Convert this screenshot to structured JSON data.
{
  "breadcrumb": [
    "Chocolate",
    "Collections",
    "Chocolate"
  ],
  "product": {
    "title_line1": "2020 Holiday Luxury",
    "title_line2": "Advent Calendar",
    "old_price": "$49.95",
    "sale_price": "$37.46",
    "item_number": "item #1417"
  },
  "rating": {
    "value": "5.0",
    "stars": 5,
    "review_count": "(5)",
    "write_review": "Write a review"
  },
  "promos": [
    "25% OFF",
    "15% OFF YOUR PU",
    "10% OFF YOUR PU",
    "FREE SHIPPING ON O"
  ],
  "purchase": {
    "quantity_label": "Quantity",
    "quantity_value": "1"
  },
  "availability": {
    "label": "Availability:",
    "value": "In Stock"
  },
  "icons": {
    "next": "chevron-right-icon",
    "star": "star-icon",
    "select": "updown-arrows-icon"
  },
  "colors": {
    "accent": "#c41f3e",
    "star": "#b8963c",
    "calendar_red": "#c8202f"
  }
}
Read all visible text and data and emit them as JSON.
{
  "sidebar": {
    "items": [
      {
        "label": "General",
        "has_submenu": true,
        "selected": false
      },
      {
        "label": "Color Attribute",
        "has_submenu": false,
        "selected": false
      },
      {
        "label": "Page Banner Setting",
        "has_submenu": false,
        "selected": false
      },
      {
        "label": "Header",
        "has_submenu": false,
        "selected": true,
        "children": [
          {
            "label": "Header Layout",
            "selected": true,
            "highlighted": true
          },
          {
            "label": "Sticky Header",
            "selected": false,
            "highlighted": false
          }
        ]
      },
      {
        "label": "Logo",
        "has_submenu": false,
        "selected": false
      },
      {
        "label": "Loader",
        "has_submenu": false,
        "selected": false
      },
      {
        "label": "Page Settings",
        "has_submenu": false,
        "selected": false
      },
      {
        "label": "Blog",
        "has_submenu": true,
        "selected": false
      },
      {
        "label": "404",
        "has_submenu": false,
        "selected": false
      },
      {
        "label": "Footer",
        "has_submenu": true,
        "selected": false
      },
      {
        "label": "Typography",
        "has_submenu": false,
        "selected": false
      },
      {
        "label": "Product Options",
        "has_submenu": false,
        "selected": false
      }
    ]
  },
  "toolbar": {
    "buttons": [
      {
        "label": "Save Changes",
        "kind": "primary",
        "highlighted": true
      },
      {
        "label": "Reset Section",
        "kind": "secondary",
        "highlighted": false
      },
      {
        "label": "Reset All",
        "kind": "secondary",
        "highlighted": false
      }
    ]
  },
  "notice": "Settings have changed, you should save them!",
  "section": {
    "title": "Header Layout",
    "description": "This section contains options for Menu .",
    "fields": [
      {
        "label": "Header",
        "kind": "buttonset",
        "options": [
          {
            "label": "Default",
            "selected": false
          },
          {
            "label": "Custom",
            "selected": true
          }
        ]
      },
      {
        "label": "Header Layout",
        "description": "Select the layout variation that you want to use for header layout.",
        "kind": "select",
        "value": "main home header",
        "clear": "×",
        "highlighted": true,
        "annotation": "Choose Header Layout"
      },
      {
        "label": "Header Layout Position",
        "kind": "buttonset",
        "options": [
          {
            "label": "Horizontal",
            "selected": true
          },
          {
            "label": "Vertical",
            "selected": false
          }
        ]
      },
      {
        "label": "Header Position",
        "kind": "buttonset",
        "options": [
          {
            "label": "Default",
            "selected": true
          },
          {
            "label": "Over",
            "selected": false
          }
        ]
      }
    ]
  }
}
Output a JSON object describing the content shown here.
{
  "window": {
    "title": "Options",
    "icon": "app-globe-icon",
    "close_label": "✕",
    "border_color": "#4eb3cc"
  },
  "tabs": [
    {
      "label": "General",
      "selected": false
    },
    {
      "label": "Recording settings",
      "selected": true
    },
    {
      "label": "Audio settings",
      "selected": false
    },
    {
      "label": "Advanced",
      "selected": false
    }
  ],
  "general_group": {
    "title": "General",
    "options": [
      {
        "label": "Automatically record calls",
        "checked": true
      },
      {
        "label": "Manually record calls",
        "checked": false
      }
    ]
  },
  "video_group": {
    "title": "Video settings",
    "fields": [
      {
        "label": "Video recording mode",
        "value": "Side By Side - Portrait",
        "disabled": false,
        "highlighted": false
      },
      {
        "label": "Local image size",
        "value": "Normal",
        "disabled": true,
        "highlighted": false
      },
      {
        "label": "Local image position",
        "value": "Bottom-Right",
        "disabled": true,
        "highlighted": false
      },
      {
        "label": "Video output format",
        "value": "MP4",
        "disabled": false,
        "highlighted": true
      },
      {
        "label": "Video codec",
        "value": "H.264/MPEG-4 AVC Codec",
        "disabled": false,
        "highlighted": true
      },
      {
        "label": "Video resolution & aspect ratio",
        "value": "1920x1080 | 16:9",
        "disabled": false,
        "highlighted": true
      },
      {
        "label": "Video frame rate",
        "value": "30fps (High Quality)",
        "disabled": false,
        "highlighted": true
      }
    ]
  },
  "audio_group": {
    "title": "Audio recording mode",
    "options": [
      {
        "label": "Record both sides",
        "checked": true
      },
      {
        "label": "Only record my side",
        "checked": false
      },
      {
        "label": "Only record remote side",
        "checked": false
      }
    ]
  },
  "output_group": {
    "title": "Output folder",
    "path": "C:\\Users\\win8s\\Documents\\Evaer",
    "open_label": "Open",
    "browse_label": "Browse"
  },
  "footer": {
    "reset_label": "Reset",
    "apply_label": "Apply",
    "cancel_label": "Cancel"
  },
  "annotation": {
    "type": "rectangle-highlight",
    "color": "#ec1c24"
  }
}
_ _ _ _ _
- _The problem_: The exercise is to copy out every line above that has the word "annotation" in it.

- _Expected answer_:
        "annotation": "Choose Header Layout"
  "annotation": {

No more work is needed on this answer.